A few weeks ago, I left my job after taking voluntary redundancy. It wasn’t the smartest idea in that, for the time being at least, I no longer have a regular income, but the silver lining is that I can now take off on mini adventures more or less whenever I choose.
If I wake up and feel in the mood, I can pack a few sandwiches into a bag and be on my way within half an hour. Or if I get an invite go out exploring somewhere with a couple of mates, I can almost always say yes.
And I’ve got the added advantage of having England’s Peak District right on my doorstep. Well, a 40-minute drive away, which is as good as, in my book.
So today I took off to the Peak District’s Edale Valley for a bit of hill walking, enticed out by one of the most beautiful days we have seen in the UK so far this year. It wasn’t anything serious or technical, just enough to get my lungs pumping and quads burning.

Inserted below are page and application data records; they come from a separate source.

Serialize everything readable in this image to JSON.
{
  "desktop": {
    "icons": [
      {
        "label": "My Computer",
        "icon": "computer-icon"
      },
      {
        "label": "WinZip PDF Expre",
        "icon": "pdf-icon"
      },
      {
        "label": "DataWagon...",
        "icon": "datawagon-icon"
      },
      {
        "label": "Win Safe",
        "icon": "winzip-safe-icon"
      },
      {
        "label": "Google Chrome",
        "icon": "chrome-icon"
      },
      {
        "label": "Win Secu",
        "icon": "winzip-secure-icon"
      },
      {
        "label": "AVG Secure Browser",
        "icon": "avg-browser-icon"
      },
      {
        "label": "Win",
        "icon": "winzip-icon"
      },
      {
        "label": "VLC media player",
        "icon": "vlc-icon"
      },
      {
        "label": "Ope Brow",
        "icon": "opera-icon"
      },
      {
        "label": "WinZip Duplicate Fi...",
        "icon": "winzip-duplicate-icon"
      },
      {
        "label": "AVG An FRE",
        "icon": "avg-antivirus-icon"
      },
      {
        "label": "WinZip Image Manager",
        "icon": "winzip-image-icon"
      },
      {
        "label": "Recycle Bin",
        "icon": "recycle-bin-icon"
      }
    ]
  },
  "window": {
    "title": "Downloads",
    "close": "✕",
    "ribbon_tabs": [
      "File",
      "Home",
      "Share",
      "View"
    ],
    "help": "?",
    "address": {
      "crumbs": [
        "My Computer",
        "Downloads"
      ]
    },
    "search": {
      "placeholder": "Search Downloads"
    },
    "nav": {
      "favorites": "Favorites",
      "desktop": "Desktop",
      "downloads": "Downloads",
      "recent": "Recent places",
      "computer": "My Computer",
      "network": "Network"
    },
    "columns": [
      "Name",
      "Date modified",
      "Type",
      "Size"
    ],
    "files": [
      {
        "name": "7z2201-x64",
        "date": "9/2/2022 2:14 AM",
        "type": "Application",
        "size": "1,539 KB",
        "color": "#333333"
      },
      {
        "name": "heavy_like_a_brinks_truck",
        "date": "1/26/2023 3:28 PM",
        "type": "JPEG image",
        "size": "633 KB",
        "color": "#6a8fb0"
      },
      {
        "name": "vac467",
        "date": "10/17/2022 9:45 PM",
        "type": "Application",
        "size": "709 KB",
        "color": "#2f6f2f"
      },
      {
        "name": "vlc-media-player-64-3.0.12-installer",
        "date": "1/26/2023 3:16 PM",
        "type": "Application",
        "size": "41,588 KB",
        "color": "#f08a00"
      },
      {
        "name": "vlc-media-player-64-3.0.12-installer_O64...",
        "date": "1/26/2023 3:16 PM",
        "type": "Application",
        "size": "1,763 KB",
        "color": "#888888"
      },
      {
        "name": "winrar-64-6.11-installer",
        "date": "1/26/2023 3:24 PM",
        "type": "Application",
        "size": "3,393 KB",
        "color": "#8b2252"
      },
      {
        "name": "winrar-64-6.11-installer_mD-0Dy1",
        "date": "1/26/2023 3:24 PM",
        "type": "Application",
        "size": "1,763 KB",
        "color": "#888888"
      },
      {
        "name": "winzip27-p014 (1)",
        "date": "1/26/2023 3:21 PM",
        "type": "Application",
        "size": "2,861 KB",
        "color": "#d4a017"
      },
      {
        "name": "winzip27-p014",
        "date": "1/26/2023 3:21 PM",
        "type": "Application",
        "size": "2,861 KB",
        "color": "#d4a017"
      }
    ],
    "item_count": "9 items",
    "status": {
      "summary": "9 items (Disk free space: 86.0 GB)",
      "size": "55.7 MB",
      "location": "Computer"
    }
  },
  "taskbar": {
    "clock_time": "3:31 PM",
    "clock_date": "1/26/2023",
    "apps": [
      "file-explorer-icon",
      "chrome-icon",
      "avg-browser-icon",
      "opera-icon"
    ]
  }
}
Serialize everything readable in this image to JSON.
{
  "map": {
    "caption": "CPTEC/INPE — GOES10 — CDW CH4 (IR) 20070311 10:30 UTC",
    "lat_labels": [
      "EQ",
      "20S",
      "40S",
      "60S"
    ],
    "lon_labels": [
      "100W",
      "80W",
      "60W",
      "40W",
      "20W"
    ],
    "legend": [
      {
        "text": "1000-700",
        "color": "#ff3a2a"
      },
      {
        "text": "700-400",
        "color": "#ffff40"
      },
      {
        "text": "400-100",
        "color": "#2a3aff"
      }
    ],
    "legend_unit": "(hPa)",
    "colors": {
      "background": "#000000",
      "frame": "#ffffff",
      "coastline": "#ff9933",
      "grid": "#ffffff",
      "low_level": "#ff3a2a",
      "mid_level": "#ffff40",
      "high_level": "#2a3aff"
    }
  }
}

For those unfamiliar with the area, it’s basically a giant bowl bisected by three hills and a ridge linking them all together. I usually park in the valley bottom in an idyllic little town called Castleton, from where you have to climb up the calf-rippingly steep Winnat’s Pass (which I’ve previously written about here) to the top of the first hill, Mam Tor.
I’ve got an affinity with this peak because, as far as I can remember, it was the first I ever climbed (aged about 4) and one that I keep going back to when I need to kick-start a bit of training. It’s no Gasherbrum or anything, but it’s not bad for 40 minutes from your front door.
Today, Mam Tor was in pristine form, with clear skies opening up a 360-degree panorama from the top that was interrupted only by those scattered puffs of cloud that somehow make a sunny day’s photos look even more impressive. Plus, with it being a Monday, I had it practically all to myself.
I then set off along the ridge, dropping down and then up again to the second peak, Back Tor, repeated the down-up process to peak No 3, Lose Hill, before doubling all the way back to my car.
The round-trip walk, with a lunch stop in between, only takes about three-and-a-half hours, so it’s not an epic day by any stretch, but it’s always liberating and is a damn sight better than being sat in an office.
It’s unplanned outings like today’s that make jacking in a perfectly good job a lot easier to justify.